April 12, 2022
By Russ Turner, Director, People Incorporated Training Institute
Since the mid-1990, the human service field has paid increasingly close attention to Compassion Fatigue, the idea that continual empathic exposure to trauma narratives leaves workers exhausted and ‘not quite themselves.’ This set of theories is also referred to as caregiver fatigue, vicarious trauma, secondary trauma, secondary traumatic stress, and various other names. The emerging field wrestles with what’s going on. Now people everywhere seem to be talking again about “burnout,” the umbrella term that includes all the above plus the general feeling of fed up-ness about work and life. It is proffered that the “Great American Resignation” is proof of its omnipresence.
The traditional advice given to workers suffering the effects of compassion fatigue (and its grandmother burnout) is “self-care,” that annoying set of Good Things You’re Supposed to Be Doing – eating well, getting your rest, exercising – sound familiar? Next came Resiliency and an adjacent set of skills that allow a person to intentionally reset their flailing autonomic nervous systems with proactive self-interventions that improve vagal tone and calm you down. Think mindful breathing, grounding, dancing, music, yoga, and running (yes, exercise is always good). Don’t get me wrong, all of these are good, all of them work, and I would recommend them all, but there is a massive elephant in the room. Can you spot it? The tired and overwhelmed individual now has a whole list of extra things to do for self-care when they’re already exhausted and overwhelmed!
I make a deal with my students in Compassion Fatigue classes: when we get to the ‘what to do about it’ part, I won’t add anything to your plate, only take things away. So here we go. Let’s remove those earbuds when you’re out running or walking the dog. You don’t need any more information or stimulation at that time; you need to be with the dog, the fresh air, the sounds, etc. Let’s turn off the music and news stations in the car while commuting. It’s time to breathe mindfully (you’re breathing anyway) and focus on the road. Let’s remove the social media apps from your smartphone so they don’t tempt you to feed that addiction all day long. Using social media, especially all day long on a smartphone, has been linked with increases in anxiety, depression, and suicide. While we’re on the phone, please go to your notification settings, turn all of them off, and make your phone silent. Each time your phone notifies you of something, it fires off a tiny stress response and interrupts your focus from what you’re doing.

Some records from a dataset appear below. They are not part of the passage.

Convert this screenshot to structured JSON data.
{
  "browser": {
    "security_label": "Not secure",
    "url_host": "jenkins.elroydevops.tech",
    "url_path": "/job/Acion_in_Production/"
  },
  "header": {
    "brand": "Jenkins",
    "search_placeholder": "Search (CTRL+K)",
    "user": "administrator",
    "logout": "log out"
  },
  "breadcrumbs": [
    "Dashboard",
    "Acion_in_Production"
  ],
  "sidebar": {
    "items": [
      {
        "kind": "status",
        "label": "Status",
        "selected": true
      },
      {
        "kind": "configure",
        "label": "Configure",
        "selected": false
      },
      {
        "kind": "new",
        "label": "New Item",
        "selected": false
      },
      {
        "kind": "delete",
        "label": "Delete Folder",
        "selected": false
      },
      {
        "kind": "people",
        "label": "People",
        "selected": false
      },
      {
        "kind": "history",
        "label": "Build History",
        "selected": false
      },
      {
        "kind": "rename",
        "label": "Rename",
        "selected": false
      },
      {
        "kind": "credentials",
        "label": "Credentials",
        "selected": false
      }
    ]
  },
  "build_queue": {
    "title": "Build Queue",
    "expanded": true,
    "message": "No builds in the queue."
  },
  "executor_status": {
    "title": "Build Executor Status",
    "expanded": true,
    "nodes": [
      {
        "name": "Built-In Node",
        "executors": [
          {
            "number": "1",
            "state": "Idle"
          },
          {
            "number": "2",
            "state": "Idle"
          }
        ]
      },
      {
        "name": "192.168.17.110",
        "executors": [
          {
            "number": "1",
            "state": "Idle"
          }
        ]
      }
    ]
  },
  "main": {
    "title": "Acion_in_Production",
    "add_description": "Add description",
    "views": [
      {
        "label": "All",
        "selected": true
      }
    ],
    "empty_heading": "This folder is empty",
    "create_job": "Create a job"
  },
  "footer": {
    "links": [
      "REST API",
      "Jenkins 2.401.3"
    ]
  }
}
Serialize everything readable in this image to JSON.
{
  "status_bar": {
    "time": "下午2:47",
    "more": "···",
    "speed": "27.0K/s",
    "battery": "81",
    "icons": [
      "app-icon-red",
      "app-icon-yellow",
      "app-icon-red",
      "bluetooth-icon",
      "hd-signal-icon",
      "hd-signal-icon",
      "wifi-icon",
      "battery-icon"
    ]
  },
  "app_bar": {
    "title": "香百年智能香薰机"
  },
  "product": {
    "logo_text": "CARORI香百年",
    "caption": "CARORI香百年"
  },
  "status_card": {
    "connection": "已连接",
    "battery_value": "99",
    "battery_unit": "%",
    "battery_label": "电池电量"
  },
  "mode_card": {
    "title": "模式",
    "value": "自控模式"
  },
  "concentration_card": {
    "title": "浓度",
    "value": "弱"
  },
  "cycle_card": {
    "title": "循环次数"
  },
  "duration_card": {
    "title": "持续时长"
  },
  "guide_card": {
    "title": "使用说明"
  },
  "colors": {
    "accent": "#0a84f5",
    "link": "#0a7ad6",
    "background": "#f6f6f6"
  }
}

This week, say No to a couple of things. You don’t need to join another committee, and it’s okay to turn down a meeting with someone you don’t really have time for (this will give you some space to say Yes to things you actually want to do). Lastly, let’s consume less news; you’re set once you know what’s going on.
The real antidote to burnout is a feeling of competency and confidence in what you’re doing. Once you’ve removed what you don’t need, you can add things back in where you feel competent, in control, and content. This is the pathway out of burnout. Oh, and yoga if you’re so inclined.
Caregiver Fatigue is one of many courses available to the public through People Incorporated’s Training Institute. These classes offer affordable, quality training taught by experts in their field.